= Beginning of Section =

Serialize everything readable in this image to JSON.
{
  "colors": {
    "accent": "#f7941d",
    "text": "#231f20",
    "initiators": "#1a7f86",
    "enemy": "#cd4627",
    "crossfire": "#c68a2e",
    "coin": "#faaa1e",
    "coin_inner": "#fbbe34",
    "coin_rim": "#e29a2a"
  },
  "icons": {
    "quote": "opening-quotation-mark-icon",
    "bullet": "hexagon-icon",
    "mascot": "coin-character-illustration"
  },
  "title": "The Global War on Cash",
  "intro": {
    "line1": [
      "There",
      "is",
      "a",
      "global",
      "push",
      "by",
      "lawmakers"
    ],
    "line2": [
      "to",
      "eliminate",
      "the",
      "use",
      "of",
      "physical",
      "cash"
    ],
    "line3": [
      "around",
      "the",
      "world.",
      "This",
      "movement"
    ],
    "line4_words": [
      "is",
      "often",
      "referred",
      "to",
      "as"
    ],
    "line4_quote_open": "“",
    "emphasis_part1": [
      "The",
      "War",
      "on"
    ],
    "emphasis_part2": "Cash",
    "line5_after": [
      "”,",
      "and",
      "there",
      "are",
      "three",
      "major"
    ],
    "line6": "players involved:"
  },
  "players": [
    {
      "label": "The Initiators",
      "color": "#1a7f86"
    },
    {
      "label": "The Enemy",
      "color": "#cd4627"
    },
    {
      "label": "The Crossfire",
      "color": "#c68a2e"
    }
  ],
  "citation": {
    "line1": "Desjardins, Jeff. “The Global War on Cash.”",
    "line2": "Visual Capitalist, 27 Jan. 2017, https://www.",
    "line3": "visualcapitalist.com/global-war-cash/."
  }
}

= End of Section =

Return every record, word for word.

**Reply to the task:**
Serialize everything readable in this image to JSON.
{
  "colors": {
    "accent": "#f7941d",
    "text": "#231f20",
    "initiators": "#1a7f86",
    "enemy": "#cd4627",
    "crossfire": "#c68a2e",
    "coin": "#faaa1e",
    "coin_inner": "#fbbe34",
    "coin_rim": "#e29a2a"
  },
  "icons": {
    "quote": "opening-quotation-mark-icon",
    "bullet": "hexagon-icon",
    "mascot": "coin-character-illustration"
  },
  "title": "The Global War on Cash",
  "intro": {
    "line1": [
      "There",
      "is",
      "a",
      "global",
      "push",
      "by",
      "lawmakers"
    ],
    "line2": [
      "to",
      "eliminate",
      "the",
      "use",
      "of",
      "physical",
      "cash"
    ],
    "line3": [
      "around",
      "the",
      "world.",
      "This",
      "movement"
    ],
    "line4_words": [
      "is",
      "often",
      "referred",
      "to",
      "as"
    ],
    "line4_quote_open": "“",
    "emphasis_part1": [
      "The",
      "War",
      "on"
    ],
    "emphasis_part2": "Cash",
    "line5_after": [
      "”,",
      "and",
      "there",
      "are",
      "three",
      "major"
    ],
    "line6": "players involved:"
  },
  "players": [
    {
      "label": "The Initiators",
      "color": "#1a7f86"
    },
    {
      "label": "The Enemy",
      "color": "#cd4627"
    },
    {
      "label": "The Crossfire",
      "color": "#c68a2e"
    }
  ],
  "citation": {
    "line1": "Desjardins, Jeff. “The Global War on Cash.”",
    "line2": "Visual Capitalist, 27 Jan. 2017, https://www.",
    "line3": "visualcapitalist.com/global-war-cash/."
  }
}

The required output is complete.